    as far as privacy is concerned, that went out the window long before most of us were born, you are fooling yourself if you think anything you say or probably even think doesn’t have the chance of “Being Monitored”

  26. stanhubrio says:

    I had to pay $10 to have AT&T disconnect my long distance.

  27. Heartless says:

    It’s not really just flipping a switch so to speak. I used to work for AT&T California, and for the midwestern region. It’s actually a pretty complicated process across a variety of different systems.Once the order is placed it is processed through, then into the networking systems to check availability, find the address, and rout the calling system. Finally a technician is dispatched – He may not come to your home, but he still makes the connection at the main switch in that community.
    This strategy should work across AT&T territories.

    As for paying $10 to remove long distance..unfortunately all local carriers charge that fee. It’s the local carrier’s responsibility to maintain the routing of LD carriers. Even if you change from one LD to another, and not the local carrier’s LD, this is a charge paid for by all customers to make those changes. Pic charges are to maintain the switches and routing networks, that carriers don’t get paid for to maintain by LD companies.

  28. Foneguy says:

    @dottat1

    I work for Verizon, but not in customer service, so save the love….We flip a switch. Seriously, it is mostly an automated process, the order goes via software from the billing/CS systems, to the switch systems, and your service is usually activated in a batch process that runs overnight. It can be done manually, takes a few minutes for an experienced person to log into a switch and set up the line. Most issues are due to bad data that was entered to begin with. Wiring assignments that got fat fingered and are 1 digit off, etc. etc.

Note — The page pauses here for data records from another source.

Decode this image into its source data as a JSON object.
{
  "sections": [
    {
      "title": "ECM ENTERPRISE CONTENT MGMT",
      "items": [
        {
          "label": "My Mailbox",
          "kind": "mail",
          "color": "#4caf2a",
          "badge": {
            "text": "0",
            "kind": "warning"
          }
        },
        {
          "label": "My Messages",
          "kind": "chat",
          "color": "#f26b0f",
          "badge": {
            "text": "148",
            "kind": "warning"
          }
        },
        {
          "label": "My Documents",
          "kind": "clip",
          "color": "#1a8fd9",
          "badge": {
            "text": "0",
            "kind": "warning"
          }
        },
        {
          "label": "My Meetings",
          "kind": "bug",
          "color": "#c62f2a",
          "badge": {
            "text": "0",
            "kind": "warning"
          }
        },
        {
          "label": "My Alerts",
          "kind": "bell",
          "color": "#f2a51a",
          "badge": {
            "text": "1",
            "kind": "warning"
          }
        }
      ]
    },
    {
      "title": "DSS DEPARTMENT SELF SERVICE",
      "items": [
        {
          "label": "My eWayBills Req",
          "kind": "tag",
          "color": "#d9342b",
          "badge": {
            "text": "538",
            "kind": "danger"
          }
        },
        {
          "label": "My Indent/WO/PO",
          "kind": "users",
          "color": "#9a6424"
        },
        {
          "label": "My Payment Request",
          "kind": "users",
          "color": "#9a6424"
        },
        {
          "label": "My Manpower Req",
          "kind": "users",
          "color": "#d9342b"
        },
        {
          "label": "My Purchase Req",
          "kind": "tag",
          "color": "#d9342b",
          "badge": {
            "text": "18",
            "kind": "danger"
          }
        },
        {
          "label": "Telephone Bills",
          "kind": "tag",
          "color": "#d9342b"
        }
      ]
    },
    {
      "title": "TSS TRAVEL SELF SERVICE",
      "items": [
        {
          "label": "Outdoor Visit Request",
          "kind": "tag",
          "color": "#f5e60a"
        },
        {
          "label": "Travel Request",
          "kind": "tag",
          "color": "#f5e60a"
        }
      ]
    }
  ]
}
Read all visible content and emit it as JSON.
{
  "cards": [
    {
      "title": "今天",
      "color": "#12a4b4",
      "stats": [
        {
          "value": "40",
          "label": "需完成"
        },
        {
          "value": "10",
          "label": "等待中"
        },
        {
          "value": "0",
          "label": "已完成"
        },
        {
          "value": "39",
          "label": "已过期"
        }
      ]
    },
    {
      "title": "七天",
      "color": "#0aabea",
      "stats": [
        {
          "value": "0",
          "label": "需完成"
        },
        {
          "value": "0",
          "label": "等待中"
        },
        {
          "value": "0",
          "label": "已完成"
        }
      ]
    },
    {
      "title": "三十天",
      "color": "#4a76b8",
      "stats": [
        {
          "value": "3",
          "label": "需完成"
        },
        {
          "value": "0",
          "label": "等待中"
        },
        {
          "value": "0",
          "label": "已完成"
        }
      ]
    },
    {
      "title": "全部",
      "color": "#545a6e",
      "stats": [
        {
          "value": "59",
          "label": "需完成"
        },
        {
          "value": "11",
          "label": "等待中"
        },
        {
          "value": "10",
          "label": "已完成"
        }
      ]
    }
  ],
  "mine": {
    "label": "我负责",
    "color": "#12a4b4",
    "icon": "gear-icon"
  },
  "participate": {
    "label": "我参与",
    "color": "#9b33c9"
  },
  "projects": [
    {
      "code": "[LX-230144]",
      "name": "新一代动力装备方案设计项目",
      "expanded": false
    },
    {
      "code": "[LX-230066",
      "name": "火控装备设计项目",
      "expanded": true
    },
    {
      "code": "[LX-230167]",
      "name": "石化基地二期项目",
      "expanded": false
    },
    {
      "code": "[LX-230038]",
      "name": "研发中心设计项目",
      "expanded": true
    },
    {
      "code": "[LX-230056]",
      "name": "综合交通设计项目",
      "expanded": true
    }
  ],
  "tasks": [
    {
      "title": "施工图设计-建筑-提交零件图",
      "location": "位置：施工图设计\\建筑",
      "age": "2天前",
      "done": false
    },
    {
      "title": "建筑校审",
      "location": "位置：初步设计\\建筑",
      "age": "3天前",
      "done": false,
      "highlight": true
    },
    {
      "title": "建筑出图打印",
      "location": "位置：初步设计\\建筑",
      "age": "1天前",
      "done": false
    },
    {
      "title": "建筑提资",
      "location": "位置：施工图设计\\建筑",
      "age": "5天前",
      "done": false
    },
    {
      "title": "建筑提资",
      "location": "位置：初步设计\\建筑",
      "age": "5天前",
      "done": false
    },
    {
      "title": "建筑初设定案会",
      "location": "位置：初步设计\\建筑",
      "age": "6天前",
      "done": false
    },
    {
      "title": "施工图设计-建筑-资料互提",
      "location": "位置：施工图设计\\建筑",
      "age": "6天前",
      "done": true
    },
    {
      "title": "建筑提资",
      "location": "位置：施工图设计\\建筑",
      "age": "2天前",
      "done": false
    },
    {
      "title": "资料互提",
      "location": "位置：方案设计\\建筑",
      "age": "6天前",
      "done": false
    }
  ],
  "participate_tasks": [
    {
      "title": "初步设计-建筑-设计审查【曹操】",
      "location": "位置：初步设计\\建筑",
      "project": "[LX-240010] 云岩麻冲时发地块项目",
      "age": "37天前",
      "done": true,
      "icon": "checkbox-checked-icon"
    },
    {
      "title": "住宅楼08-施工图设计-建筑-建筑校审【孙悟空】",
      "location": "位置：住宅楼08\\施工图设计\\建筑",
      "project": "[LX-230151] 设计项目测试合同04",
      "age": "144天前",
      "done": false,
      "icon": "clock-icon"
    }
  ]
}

  29. Meathamper says:

    @ThunderRoad: You don’t know that.